By Michael Varrati
For anyone who has ever put the hard work into bringing a production from concept to screen, a premiere is a truly joyous occasion. A culmination of grueling commitment and countless hours of blood, sweat, and tears, it’s an event that allows the artist to showcase everything for which they’ve been striving. On some occasions, when such an evening’s festivities can also be leveraged to bring awareness to an emerging talent and medium, the proceedings transcend from merely deserved celebration to a situation of artistic significance.
Such was the case this past Thursday, February 19, at Busby’s in Hollywood, CA, which served as the site of the world premiere of “The Other Client List,” a whip smart new comedy web series by Briana Hansen and Aryè Rapini. The show, which also shared the evening with a screening of “Assistants” (recent winner of “Best Series” at the LA Independent Film Festival Awards), was followed by a summit hosted by Women in Film, centering around the next phase of web series evolution.
That such a discussion took place after the screening of these two series is no small coincidence. In their own ways, each property addresses the issues of living in Hollywood and fighting to stay afloat in a city besieged by industry traditions. “The Other Client List” portrays two friends attempting to step out on their own and utilize their contacts to open their own fitness club, while “Assistants” highlights the plights of those destined to be the lackeys for the super famous. Each series, both in content and execution, portrays the struggle for identity and lack of compromise in a system that is so often stacked against you.
According to “The Other Client List” creator/writer/star Briana Hansen, that the show, with its can-do spirit, works in the digital space is just an added bonus.
“One of the best things I heard about a digital project is someone say ‘I didn’t even know I could do it, but I can do it! Anyone can do it!’” Hansen tells me. “The hope is that maybe some people will look at this and not only be inspired by the quality, but also be inspired to try and make something themselves.”
The sense of creative encouragement that the digital space allows is a sentiment echoed by “Assistants” star/producer Natasha Pearl Hansen, who suggests it’s not only a medium that should inspire artists, but also encourage them to not settle for compromises to their vision.
“When you find a place to house your project in the digital space, you have all creative control,” Pearl Hansen says. “When you’re trying to sell to a network, you always have to change a lot, you have to recast…you have to do this and that to please so many other people. We love being able to have that control, and that was very important to us to be able to do what we wanted with this project.

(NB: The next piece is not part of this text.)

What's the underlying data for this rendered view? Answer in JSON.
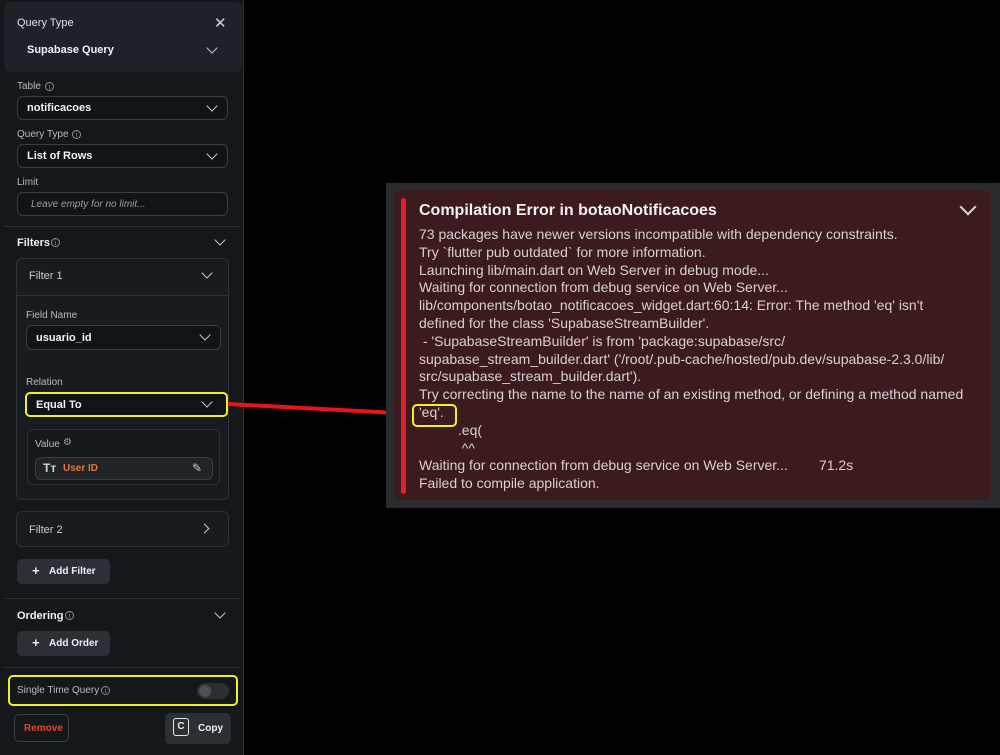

And then we figured if that initial episode garners notoriety and someone wants to take it from there and turn it into a show…we’ve already established what we want it to be.”
The discussion of the digital world’s impact on the projects only intensified during the Women in Film panel following the screening, allowing the creators to further comment on how the cyber world helped them achieve their vision.
For “Assistants” creator and star Courtney Arnett, it was not only a matter of flexibility, but also one of representation. Speaking to the oft-discussed, but still slow-to-be-corrected lack of quality roles for women in television and film, Arnett said, “Sometimes it’s hard to find a spot in traditional media, and the digital realm provides the possibility to say, ‘You know what? If you’re not going to represent me, I still have a way to make my voice be heard.’”
For Aryè Rapini, co-creator and star of “The Other Client List,” it’s also about reach.
“To make something and spread it across the world is so much easier today than it was even five years ago,” Rapini told the room. “To tell the story we wanted to tell for a small budget, but still have it look a certain way and maintain creative control…it’s life changing…and it’s changing the way the entertainment community is being seen right now.”
Beyond reach, Briana Hansen also suggested it’s about resources that aren’t available to struggling artists in a traditional system. Sharing how “The Other Client List” engaged the online community during production, Hansen revealed that the show wasn’t just made for the digital realm, it was also made by the digital realm.
“The digital space helped get this made in many ways, not just as a platform for delivery,” she said. “Not
only were we able to fund most of this through Indiegogo, I actually found most of our post-production team online. Without the digital world, we’d still be fundraising…or the show would be a play. A really fun play.”
Having seen both series first hand, and the audience response to each, it’s safe to say this commitment to creativity over medium has paid off in spades for the creators of “The Other Client List” and “Assistants.” Earning honest laughs and just praise, shows like this serve as examples of a new era of web series that isn’t so concerned about making the leap to TV as it is with making quality content.
Yet, when I put this question of trailblazing status to Briana Hansen, questioning her hopes for the shows future, she smiles and tells me, “Hey, I just hope it makes people laugh.”
Photos by Oscar Torres